• EXTRACTED DATA:
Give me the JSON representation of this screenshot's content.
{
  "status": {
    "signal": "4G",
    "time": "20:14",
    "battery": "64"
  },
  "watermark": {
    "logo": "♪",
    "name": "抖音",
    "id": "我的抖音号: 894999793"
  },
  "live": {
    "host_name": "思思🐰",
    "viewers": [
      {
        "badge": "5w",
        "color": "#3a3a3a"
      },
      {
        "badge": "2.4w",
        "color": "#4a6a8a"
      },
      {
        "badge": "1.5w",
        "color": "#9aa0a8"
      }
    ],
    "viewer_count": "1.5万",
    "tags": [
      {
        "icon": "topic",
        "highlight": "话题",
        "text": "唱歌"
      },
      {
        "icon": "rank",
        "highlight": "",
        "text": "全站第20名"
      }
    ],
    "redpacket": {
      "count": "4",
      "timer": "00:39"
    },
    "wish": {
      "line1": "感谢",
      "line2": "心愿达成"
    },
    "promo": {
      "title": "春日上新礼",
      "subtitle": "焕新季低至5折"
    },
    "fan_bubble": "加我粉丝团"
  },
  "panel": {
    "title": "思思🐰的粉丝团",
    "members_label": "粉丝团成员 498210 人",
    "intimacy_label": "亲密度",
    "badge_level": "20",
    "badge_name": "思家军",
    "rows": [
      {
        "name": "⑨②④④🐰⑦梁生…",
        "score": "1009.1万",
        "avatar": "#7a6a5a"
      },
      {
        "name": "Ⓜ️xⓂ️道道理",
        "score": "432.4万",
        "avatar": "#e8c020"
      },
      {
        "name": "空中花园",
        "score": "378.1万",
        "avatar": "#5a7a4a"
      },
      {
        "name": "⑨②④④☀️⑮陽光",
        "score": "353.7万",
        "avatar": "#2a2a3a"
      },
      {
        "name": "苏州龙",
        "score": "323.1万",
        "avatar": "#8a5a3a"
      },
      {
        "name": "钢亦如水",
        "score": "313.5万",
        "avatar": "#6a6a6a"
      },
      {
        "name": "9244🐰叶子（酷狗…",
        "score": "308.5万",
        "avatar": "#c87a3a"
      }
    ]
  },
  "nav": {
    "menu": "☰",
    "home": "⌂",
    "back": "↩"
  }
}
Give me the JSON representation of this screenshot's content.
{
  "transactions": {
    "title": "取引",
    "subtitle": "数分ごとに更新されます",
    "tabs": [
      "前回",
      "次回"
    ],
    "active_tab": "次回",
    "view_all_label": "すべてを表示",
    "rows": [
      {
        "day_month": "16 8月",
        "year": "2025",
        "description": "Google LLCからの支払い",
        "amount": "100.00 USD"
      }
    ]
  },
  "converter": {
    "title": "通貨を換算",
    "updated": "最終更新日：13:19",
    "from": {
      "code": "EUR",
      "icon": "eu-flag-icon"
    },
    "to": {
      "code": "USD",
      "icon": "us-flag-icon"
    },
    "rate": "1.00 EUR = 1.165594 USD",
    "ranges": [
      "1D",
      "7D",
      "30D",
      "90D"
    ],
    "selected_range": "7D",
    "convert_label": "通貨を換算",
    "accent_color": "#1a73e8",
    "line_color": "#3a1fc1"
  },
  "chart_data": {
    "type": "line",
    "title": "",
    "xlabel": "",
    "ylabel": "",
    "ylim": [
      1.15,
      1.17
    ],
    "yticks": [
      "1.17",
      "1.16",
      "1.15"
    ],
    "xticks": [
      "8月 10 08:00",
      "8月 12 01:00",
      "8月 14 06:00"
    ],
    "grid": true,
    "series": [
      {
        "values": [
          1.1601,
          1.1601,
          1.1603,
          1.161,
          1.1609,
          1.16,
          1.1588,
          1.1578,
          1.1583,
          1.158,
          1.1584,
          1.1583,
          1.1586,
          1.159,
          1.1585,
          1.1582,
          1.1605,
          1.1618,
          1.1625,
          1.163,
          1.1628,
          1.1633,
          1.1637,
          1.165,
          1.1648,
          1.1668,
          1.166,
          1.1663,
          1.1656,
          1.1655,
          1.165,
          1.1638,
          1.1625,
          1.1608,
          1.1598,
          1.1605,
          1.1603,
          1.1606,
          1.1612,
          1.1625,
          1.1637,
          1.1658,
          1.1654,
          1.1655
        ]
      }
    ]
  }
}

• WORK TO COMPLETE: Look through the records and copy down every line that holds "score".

• WORKED SOLUTION:
        "score": "1009.1万",
        "score": "432.4万",
        "score": "378.1万",
        "score": "353.7万",
        "score": "323.1万",
        "score": "313.5万",
        "score": "308.5万",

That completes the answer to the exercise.